Your task is to retype every entry exactly, omitting nothing.

-------- STUDY MATERIAL --------

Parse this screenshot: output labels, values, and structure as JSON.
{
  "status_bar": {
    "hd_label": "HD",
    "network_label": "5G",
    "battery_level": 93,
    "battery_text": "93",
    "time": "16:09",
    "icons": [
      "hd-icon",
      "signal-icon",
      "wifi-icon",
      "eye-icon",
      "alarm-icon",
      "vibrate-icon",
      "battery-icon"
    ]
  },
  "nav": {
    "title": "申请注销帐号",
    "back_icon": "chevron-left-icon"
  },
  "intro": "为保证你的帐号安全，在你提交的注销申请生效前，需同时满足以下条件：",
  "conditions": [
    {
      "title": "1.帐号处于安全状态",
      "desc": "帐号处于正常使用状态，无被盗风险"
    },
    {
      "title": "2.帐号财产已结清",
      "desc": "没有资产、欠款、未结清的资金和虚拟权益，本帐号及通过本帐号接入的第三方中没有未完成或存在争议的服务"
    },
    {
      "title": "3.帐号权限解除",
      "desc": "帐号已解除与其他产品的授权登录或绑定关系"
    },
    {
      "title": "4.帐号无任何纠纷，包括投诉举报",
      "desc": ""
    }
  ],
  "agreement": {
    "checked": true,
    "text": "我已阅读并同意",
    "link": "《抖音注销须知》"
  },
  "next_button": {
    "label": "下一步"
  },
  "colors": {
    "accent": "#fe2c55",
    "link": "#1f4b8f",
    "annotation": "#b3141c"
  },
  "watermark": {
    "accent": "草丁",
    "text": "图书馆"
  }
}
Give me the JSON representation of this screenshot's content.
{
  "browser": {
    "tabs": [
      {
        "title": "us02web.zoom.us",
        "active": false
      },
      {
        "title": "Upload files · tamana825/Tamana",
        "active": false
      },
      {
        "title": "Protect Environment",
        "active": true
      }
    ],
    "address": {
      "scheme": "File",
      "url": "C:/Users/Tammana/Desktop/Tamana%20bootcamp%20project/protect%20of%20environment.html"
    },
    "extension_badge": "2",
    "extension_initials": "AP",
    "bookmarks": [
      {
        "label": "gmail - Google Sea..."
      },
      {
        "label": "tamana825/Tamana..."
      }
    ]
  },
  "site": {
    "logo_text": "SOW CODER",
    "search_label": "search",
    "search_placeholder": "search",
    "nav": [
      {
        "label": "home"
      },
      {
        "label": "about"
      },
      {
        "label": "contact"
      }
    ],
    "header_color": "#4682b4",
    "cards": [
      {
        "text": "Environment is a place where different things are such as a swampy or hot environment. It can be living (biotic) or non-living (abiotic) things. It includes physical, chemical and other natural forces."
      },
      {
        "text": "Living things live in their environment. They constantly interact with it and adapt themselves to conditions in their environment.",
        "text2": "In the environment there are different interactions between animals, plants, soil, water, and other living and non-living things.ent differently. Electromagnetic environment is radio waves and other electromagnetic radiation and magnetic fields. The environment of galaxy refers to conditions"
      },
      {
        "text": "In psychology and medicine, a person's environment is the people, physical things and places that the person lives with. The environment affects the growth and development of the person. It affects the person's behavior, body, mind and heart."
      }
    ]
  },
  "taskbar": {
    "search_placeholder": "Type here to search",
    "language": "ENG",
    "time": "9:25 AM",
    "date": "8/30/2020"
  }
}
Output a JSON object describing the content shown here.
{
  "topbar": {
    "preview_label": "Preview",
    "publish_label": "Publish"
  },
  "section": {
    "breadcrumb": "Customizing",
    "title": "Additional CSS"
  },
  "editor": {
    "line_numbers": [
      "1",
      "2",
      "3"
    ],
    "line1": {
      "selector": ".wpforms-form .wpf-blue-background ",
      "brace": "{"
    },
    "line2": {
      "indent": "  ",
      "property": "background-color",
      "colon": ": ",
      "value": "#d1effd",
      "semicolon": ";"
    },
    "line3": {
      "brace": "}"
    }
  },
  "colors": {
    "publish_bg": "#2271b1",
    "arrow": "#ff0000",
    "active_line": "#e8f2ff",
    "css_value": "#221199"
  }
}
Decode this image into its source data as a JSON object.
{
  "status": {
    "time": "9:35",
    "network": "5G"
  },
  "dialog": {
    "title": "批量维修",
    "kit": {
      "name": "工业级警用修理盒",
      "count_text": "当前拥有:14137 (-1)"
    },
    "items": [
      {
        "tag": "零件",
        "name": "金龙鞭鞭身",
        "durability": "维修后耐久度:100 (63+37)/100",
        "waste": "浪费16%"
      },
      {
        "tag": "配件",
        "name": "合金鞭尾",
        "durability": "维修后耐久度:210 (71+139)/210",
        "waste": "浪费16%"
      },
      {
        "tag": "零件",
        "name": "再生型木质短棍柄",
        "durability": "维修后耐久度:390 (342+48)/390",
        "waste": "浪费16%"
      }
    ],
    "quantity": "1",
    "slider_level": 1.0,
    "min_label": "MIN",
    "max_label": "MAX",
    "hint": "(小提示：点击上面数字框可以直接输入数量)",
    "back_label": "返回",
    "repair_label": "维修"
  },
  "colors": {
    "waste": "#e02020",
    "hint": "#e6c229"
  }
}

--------

▸ **RESULT OF THE TASK**
Parse this screenshot: output labels, values, and structure as JSON.
{
  "status_bar": {
    "hd_label": "HD",
    "network_label": "5G",
    "battery_level": 93,
    "battery_text": "93",
    "time": "16:09",
    "icons": [
      "hd-icon",
      "signal-icon",
      "wifi-icon",
      "eye-icon",
      "alarm-icon",
      "vibrate-icon",
      "battery-icon"
    ]
  },
  "nav": {
    "title": "申请注销帐号",
    "back_icon": "chevron-left-icon"
  },
  "intro": "为保证你的帐号安全，在你提交的注销申请生效前，需同时满足以下条件：",
  "conditions": [
    {
      "title": "1.帐号处于安全状态",
      "desc": "帐号处于正常使用状态，无被盗风险"
    },
    {
      "title": "2.帐号财产已结清",
      "desc": "没有资产、欠款、未结清的资金和虚拟权益，本帐号及通过本帐号接入的第三方中没有未完成或存在争议的服务"
    },
    {
      "title": "3.帐号权限解除",
      "desc": "帐号已解除与其他产品的授权登录或绑定关系"
    },
    {
      "title": "4.帐号无任何纠纷，包括投诉举报",
      "desc": ""
    }
  ],
  "agreement": {
    "checked": true,
    "text": "我已阅读并同意",
    "link": "《抖音注销须知》"
  },
  "next_button": {
    "label": "下一步"
  },
  "colors": {
    "accent": "#fe2c55",
    "link": "#1f4b8f",
    "annotation": "#b3141c"
  },
  "watermark": {
    "accent": "草丁",
    "text": "图书馆"
  }
}
Give me the JSON representation of this screenshot's content.
{
  "browser": {
    "tabs": [
      {
        "title": "us02web.zoom.us",
        "active": false
      },
      {
        "title": "Upload files · tamana825/Tamana",
        "active": false
      },
      {
        "title": "Protect Environment",
        "active": true
      }
    ],
    "address": {
      "scheme": "File",
      "url": "C:/Users/Tammana/Desktop/Tamana%20bootcamp%20project/protect%20of%20environment.html"
    },
    "extension_badge": "2",
    "extension_initials": "AP",
    "bookmarks": [
      {
        "label": "gmail - Google Sea..."
      },
      {
        "label": "tamana825/Tamana..."
      }
    ]
  },
  "site": {
    "logo_text": "SOW CODER",
    "search_label": "search",
    "search_placeholder": "search",
    "nav": [
      {
        "label": "home"
      },
      {
        "label": "about"
      },
      {
        "label": "contact"
      }
    ],
    "header_color": "#4682b4",
    "cards": [
      {
        "text": "Environment is a place where different things are such as a swampy or hot environment. It can be living (biotic) or non-living (abiotic) things. It includes physical, chemical and other natural forces."
      },
      {
        "text": "Living things live in their environment. They constantly interact with it and adapt themselves to conditions in their environment.",
        "text2": "In the environment there are different interactions between animals, plants, soil, water, and other living and non-living things.ent differently. Electromagnetic environment is radio waves and other electromagnetic radiation and magnetic fields. The environment of galaxy refers to conditions"
      },
      {
        "text": "In psychology and medicine, a person's environment is the people, physical things and places that the person lives with. The environment affects the growth and development of the person. It affects the person's behavior, body, mind and heart."
      }
    ]
  },
  "taskbar": {
    "search_placeholder": "Type here to search",
    "language": "ENG",
    "time": "9:25 AM",
    "date": "8/30/2020"
  }
}
Output a JSON object describing the content shown here.
{
  "topbar": {
    "preview_label": "Preview",
    "publish_label": "Publish"
  },
  "section": {
    "breadcrumb": "Customizing",
    "title": "Additional CSS"
  },
  "editor": {
    "line_numbers": [
      "1",
      "2",
      "3"
    ],
    "line1": {
      "selector": ".wpforms-form .wpf-blue-background ",
      "brace": "{"
    },
    "line2": {
      "indent": "  ",
      "property": "background-color",
      "colon": ": ",
      "value": "#d1effd",
      "semicolon": ";"
    },
    "line3": {
      "brace": "}"
    }
  },
  "colors": {
    "publish_bg": "#2271b1",
    "arrow": "#ff0000",
    "active_line": "#e8f2ff",
    "css_value": "#221199"
  }
}
Decode this image into its source data as a JSON object.
{
  "status": {
    "time": "9:35",
    "network": "5G"
  },
  "dialog": {
    "title": "批量维修",
    "kit": {
      "name": "工业级警用修理盒",
      "count_text": "当前拥有:14137 (-1)"
    },
    "items": [
      {
        "tag": "零件",
        "name": "金龙鞭鞭身",
        "durability": "维修后耐久度:100 (63+37)/100",
        "waste": "浪费16%"
      },
      {
        "tag": "配件",
        "name": "合金鞭尾",
        "durability": "维修后耐久度:210 (71+139)/210",
        "waste": "浪费16%"
      },
      {
        "tag": "零件",
        "name": "再生型木质短棍柄",
        "durability": "维修后耐久度:390 (342+48)/390",
        "waste": "浪费16%"
      }
    ],
    "quantity": "1",
    "slider_level": 1.0,
    "min_label": "MIN",
    "max_label": "MAX",
    "hint": "(小提示：点击上面数字框可以直接输入数量)",
    "back_label": "返回",
    "repair_label": "维修"
  },
  "colors": {
    "waste": "#e02020",
    "hint": "#e6c229"
  }
}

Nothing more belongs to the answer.